Start of Block

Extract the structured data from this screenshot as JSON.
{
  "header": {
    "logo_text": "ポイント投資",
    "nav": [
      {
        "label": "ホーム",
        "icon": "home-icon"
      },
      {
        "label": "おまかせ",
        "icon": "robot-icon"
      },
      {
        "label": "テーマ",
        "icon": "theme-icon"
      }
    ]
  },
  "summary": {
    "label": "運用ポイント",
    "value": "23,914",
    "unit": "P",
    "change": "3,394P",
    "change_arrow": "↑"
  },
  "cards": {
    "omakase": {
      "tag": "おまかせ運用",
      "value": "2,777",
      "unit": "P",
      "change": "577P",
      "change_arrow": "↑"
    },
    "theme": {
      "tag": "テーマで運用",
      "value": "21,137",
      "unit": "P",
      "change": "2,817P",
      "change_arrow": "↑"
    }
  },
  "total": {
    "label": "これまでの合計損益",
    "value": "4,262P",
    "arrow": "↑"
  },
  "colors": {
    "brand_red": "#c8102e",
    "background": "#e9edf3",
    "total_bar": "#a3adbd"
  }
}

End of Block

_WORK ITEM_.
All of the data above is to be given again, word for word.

_ANSWER SPACE_.
Extract the structured data from this screenshot as JSON.
{
  "header": {
    "logo_text": "ポイント投資",
    "nav": [
      {
        "label": "ホーム",
        "icon": "home-icon"
      },
      {
        "label": "おまかせ",
        "icon": "robot-icon"
      },
      {
        "label": "テーマ",
        "icon": "theme-icon"
      }
    ]
  },
  "summary": {
    "label": "運用ポイント",
    "value": "23,914",
    "unit": "P",
    "change": "3,394P",
    "change_arrow": "↑"
  },
  "cards": {
    "omakase": {
      "tag": "おまかせ運用",
      "value": "2,777",
      "unit": "P",
      "change": "577P",
      "change_arrow": "↑"
    },
    "theme": {
      "tag": "テーマで運用",
      "value": "21,137",
      "unit": "P",
      "change": "2,817P",
      "change_arrow": "↑"
    }
  },
  "total": {
    "label": "これまでの合計損益",
    "value": "4,262P",
    "arrow": "↑"
  },
  "colors": {
    "brand_red": "#c8102e",
    "background": "#e9edf3",
    "total_bar": "#a3adbd"
  }
}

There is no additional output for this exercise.